What you have to do —
The answer is all of the entries below, repeated exactly and free of pictures.

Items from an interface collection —
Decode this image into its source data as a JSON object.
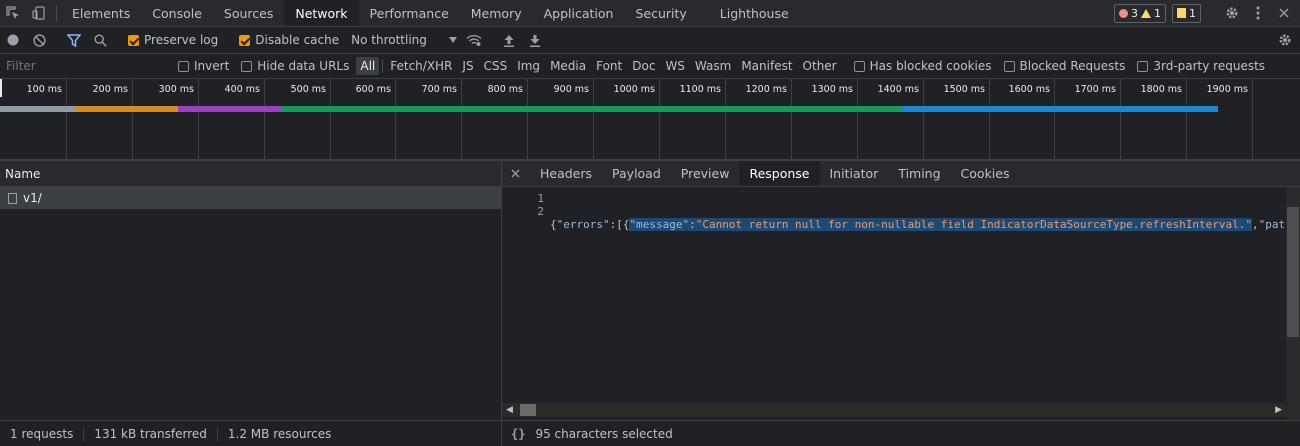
{
  "tabs": {
    "items": [
      "Elements",
      "Console",
      "Sources",
      "Network",
      "Performance",
      "Memory",
      "Application",
      "Security",
      "Lighthouse"
    ],
    "active": "Network"
  },
  "badges": {
    "errors": "3",
    "warnings": "1",
    "issues": "1"
  },
  "toolbar": {
    "preserve_log": "Preserve log",
    "disable_cache": "Disable cache",
    "throttling": "No throttling"
  },
  "filterbar": {
    "filter_placeholder": "Filter",
    "invert": "Invert",
    "hide_data_urls": "Hide data URLs",
    "types": [
      "All",
      "Fetch/XHR",
      "JS",
      "CSS",
      "Img",
      "Media",
      "Font",
      "Doc",
      "WS",
      "Wasm",
      "Manifest",
      "Other"
    ],
    "selected_type": "All",
    "blocked_cookies": "Has blocked cookies",
    "blocked_requests": "Blocked Requests",
    "third_party": "3rd-party requests"
  },
  "timeline": {
    "ticks": [
      "100 ms",
      "200 ms",
      "300 ms",
      "400 ms",
      "500 ms",
      "600 ms",
      "700 ms",
      "800 ms",
      "900 ms",
      "1000 ms",
      "1100 ms",
      "1200 ms",
      "1300 ms",
      "1400 ms",
      "1500 ms",
      "1600 ms",
      "1700 ms",
      "1800 ms",
      "1900 ms",
      "200"
    ]
  },
  "requests": {
    "header": "Name",
    "rows": [
      {
        "name": "v1/"
      }
    ]
  },
  "status": {
    "requests": "1 requests",
    "transferred": "131 kB transferred",
    "resources": "1.2 MB resources"
  },
  "detail": {
    "tabs": [
      "Headers",
      "Payload",
      "Preview",
      "Response",
      "Initiator",
      "Timing",
      "Cookies"
    ],
    "active": "Response",
    "line_numbers": [
      "1",
      "2"
    ],
    "code": {
      "p1": "{",
      "key_errors": "\"errors\"",
      "p2": ":[{",
      "key_message": "\"message\"",
      "p3": ":",
      "value_message": "\"Cannot return null for non-nullable field IndicatorDataSourceType.refreshInterval.\"",
      "p4": ",",
      "key_path": "\"path\""
    },
    "status_icon": "{}",
    "status_text": "95 characters selected"
  }
}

Solution below —
Decode this image into its source data as a JSON object.
{
  "tabs": {
    "items": [
      "Elements",
      "Console",
      "Sources",
      "Network",
      "Performance",
      "Memory",
      "Application",
      "Security",
      "Lighthouse"
    ],
    "active": "Network"
  },
  "badges": {
    "errors": "3",
    "warnings": "1",
    "issues": "1"
  },
  "toolbar": {
    "preserve_log": "Preserve log",
    "disable_cache": "Disable cache",
    "throttling": "No throttling"
  },
  "filterbar": {
    "filter_placeholder": "Filter",
    "invert": "Invert",
    "hide_data_urls": "Hide data URLs",
    "types": [
      "All",
      "Fetch/XHR",
      "JS",
      "CSS",
      "Img",
      "Media",
      "Font",
      "Doc",
      "WS",
      "Wasm",
      "Manifest",
      "Other"
    ],
    "selected_type": "All",
    "blocked_cookies": "Has blocked cookies",
    "blocked_requests": "Blocked Requests",
    "third_party": "3rd-party requests"
  },
  "timeline": {
    "ticks": [
      "100 ms",
      "200 ms",
      "300 ms",
      "400 ms",
      "500 ms",
      "600 ms",
      "700 ms",
      "800 ms",
      "900 ms",
      "1000 ms",
      "1100 ms",
      "1200 ms",
      "1300 ms",
      "1400 ms",
      "1500 ms",
      "1600 ms",
      "1700 ms",
      "1800 ms",
      "1900 ms",
      "200"
    ]
  },
  "requests": {
    "header": "Name",
    "rows": [
      {
        "name": "v1/"
      }
    ]
  },
  "status": {
    "requests": "1 requests",
    "transferred": "131 kB transferred",
    "resources": "1.2 MB resources"
  },
  "detail": {
    "tabs": [
      "Headers",
      "Payload",
      "Preview",
      "Response",
      "Initiator",
      "Timing",
      "Cookies"
    ],
    "active": "Response",
    "line_numbers": [
      "1",
      "2"
    ],
    "code": {
      "p1": "{",
      "key_errors": "\"errors\"",
      "p2": ":[{",
      "key_message": "\"message\"",
      "p3": ":",
      "value_message": "\"Cannot return null for non-nullable field IndicatorDataSourceType.refreshInterval.\"",
      "p4": ",",
      "key_path": "\"path\""
    },
    "status_icon": "{}",
    "status_text": "95 characters selected"
  }
}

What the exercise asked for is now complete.